Exercise prompt: Extract all lines from the data beneath that include the word "inch".

Records shown:
···

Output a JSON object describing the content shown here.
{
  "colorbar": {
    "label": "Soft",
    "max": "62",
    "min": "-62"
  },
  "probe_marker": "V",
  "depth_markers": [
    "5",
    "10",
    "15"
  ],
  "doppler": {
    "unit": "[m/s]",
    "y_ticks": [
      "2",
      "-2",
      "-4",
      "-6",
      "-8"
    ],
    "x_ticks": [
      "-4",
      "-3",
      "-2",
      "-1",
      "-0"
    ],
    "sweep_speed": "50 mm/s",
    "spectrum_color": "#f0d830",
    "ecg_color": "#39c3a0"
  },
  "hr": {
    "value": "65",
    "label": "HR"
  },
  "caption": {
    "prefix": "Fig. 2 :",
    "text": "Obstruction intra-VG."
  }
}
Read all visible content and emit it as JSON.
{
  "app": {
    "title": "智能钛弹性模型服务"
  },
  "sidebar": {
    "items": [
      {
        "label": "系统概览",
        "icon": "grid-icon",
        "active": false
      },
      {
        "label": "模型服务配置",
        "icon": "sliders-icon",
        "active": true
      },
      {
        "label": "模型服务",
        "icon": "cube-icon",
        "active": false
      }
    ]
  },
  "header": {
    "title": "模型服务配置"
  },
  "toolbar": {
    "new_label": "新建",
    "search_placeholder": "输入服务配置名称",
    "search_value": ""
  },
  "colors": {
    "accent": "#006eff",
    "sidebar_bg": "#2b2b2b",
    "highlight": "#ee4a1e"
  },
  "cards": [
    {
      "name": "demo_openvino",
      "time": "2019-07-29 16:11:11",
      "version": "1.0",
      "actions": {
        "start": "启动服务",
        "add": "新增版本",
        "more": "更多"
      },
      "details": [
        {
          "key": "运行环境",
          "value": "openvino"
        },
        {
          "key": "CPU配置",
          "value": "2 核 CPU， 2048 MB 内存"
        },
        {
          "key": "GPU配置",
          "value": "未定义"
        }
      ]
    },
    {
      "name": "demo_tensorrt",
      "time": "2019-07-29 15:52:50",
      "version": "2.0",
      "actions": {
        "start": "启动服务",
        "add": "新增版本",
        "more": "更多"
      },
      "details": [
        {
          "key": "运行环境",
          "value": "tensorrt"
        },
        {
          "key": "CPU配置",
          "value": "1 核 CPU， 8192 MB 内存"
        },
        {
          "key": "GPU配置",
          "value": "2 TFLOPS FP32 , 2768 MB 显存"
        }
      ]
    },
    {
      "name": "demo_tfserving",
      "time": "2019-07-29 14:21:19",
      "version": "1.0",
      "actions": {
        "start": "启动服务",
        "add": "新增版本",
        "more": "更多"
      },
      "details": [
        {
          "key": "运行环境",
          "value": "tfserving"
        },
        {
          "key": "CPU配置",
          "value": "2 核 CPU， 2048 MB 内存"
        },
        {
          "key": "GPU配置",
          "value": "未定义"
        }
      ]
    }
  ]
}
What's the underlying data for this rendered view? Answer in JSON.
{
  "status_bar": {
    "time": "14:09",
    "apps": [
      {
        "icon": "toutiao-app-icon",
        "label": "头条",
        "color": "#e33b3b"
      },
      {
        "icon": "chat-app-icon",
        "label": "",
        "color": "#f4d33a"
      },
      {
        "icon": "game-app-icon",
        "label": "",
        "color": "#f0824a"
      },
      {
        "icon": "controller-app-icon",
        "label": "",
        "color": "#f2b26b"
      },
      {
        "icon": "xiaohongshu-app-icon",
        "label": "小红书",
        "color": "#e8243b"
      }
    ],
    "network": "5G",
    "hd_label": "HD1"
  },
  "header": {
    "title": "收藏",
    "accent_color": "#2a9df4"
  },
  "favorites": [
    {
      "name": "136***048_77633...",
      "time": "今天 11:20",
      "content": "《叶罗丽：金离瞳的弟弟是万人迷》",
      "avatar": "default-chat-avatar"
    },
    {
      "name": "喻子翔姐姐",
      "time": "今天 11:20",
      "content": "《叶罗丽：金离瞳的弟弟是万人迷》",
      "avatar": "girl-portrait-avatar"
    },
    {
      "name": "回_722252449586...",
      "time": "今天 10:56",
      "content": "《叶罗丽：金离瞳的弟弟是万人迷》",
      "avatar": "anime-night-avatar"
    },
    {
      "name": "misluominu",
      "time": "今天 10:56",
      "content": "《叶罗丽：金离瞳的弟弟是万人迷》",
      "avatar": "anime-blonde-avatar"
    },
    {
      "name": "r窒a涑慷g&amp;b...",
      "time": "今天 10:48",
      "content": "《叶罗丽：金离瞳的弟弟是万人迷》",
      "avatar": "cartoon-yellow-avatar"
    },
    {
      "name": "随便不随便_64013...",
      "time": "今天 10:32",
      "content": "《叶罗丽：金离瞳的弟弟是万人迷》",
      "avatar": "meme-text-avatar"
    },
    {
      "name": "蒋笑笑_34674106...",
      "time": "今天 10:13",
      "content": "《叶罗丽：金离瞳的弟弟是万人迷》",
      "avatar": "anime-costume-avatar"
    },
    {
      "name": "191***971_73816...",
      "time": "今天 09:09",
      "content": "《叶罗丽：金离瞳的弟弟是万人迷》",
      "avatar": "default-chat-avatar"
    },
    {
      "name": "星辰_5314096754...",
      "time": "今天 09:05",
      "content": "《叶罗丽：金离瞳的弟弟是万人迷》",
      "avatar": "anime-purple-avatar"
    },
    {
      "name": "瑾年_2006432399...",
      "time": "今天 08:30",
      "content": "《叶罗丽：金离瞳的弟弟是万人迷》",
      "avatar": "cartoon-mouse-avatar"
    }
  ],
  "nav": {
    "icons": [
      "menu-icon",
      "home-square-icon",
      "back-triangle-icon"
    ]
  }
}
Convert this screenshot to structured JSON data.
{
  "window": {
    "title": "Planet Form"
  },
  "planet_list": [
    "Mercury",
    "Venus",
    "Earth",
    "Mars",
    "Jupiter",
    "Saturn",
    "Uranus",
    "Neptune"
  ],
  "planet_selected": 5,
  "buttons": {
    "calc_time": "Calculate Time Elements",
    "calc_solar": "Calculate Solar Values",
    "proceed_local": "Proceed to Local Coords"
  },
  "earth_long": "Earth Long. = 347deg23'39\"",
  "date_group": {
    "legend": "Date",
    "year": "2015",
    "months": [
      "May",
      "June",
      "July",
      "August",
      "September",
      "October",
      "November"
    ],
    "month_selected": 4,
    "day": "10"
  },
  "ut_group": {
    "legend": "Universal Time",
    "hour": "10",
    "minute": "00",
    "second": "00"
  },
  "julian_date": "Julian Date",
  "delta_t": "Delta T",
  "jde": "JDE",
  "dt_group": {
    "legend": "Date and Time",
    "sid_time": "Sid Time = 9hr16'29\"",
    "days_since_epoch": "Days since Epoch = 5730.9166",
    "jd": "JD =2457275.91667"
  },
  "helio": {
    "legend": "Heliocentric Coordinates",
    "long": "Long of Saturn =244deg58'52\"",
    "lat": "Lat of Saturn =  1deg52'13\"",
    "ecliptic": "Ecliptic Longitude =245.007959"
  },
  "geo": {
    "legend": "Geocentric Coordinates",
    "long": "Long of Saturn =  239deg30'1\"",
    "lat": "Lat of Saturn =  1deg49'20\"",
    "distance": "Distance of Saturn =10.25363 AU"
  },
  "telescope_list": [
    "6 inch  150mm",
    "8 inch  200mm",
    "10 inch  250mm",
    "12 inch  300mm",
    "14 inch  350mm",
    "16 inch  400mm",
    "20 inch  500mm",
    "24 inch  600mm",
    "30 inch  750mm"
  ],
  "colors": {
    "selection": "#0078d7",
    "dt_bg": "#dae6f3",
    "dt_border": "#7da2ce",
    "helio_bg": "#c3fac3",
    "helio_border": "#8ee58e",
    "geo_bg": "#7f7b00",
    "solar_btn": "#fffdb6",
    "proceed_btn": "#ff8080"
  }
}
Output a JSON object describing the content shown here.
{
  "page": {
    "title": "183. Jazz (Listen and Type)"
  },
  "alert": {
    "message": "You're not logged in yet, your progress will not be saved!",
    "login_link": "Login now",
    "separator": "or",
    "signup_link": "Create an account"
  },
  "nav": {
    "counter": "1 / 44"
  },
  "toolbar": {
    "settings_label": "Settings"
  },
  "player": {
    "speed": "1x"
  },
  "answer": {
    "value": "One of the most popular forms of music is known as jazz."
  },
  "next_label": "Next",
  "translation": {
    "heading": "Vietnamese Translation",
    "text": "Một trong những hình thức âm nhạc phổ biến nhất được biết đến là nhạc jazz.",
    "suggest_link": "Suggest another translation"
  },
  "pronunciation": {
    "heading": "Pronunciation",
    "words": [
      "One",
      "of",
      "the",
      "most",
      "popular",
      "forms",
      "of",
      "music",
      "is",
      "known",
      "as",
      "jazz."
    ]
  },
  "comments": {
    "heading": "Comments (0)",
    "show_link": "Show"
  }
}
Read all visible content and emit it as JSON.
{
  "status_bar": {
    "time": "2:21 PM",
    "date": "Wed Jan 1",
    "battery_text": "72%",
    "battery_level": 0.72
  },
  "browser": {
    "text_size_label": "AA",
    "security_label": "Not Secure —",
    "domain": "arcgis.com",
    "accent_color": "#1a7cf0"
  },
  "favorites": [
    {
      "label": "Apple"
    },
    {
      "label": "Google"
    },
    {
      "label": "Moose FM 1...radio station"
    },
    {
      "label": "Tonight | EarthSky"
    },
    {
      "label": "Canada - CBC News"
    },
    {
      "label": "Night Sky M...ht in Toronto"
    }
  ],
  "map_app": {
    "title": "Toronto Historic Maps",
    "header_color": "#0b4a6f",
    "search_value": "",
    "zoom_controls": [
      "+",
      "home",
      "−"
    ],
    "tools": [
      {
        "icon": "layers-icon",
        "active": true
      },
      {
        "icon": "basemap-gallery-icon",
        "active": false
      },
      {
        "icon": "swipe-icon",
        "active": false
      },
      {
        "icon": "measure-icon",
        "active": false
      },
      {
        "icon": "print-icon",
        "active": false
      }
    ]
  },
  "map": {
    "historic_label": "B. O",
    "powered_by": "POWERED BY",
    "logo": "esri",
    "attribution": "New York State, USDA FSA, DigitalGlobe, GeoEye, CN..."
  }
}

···

Exercise result:
    "6 inch  150mm",
    "8 inch  200mm",
    "10 inch  250mm",
    "12 inch  300mm",
    "14 inch  350mm",
    "16 inch  400mm",
    "20 inch  500mm",
    "24 inch  600mm",
    "30 inch  750mm"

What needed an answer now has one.